HOW TO COMPLETE THIS TASK >>
This exercise requires every record to be repeated exactly.

INPUT FOR THIS TASK >>
____
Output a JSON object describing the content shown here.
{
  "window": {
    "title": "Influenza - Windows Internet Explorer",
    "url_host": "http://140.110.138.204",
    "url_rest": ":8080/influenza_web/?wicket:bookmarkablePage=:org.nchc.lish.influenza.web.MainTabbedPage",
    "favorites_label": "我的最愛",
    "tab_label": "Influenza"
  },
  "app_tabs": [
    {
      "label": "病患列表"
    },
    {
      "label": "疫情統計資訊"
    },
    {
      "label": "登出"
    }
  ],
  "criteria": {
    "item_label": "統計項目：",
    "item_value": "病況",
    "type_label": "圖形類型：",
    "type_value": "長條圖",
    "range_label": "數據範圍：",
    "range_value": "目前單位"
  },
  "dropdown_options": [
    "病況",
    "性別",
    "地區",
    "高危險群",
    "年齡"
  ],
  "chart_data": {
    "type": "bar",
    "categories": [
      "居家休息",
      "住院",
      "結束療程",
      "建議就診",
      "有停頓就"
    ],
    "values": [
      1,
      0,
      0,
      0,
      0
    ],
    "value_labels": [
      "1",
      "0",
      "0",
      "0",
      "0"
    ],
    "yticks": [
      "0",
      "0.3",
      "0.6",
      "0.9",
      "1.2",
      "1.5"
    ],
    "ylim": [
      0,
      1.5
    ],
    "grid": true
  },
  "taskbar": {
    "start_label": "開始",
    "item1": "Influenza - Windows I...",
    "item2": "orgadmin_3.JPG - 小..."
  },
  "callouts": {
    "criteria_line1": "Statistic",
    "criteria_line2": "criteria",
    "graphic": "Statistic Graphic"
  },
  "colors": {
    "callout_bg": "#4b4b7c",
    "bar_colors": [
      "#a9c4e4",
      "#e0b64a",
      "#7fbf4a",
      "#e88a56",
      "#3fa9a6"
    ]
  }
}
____
SOLUTION >>
Output a JSON object describing the content shown here.
{
  "window": {
    "title": "Influenza - Windows Internet Explorer",
    "url_host": "http://140.110.138.204",
    "url_rest": ":8080/influenza_web/?wicket:bookmarkablePage=:org.nchc.lish.influenza.web.MainTabbedPage",
    "favorites_label": "我的最愛",
    "tab_label": "Influenza"
  },
  "app_tabs": [
    {
      "label": "病患列表"
    },
    {
      "label": "疫情統計資訊"
    },
    {
      "label": "登出"
    }
  ],
  "criteria": {
    "item_label": "統計項目：",
    "item_value": "病況",
    "type_label": "圖形類型：",
    "type_value": "長條圖",
    "range_label": "數據範圍：",
    "range_value": "目前單位"
  },
  "dropdown_options": [
    "病況",
    "性別",
    "地區",
    "高危險群",
    "年齡"
  ],
  "chart_data": {
    "type": "bar",
    "categories": [
      "居家休息",
      "住院",
      "結束療程",
      "建議就診",
      "有停頓就"
    ],
    "values": [
      1,
      0,
      0,
      0,
      0
    ],
    "value_labels": [
      "1",
      "0",
      "0",
      "0",
      "0"
    ],
    "yticks": [
      "0",
      "0.3",
      "0.6",
      "0.9",
      "1.2",
      "1.5"
    ],
    "ylim": [
      0,
      1.5
    ],
    "grid": true
  },
  "taskbar": {
    "start_label": "開始",
    "item1": "Influenza - Windows I...",
    "item2": "orgadmin_3.JPG - 小..."
  },
  "callouts": {
    "criteria_line1": "Statistic",
    "criteria_line2": "criteria",
    "graphic": "Statistic Graphic"
  },
  "colors": {
    "callout_bg": "#4b4b7c",
    "bar_colors": [
      "#a9c4e4",
      "#e0b64a",
      "#7fbf4a",
      "#e88a56",
      "#3fa9a6"
    ]
  }
}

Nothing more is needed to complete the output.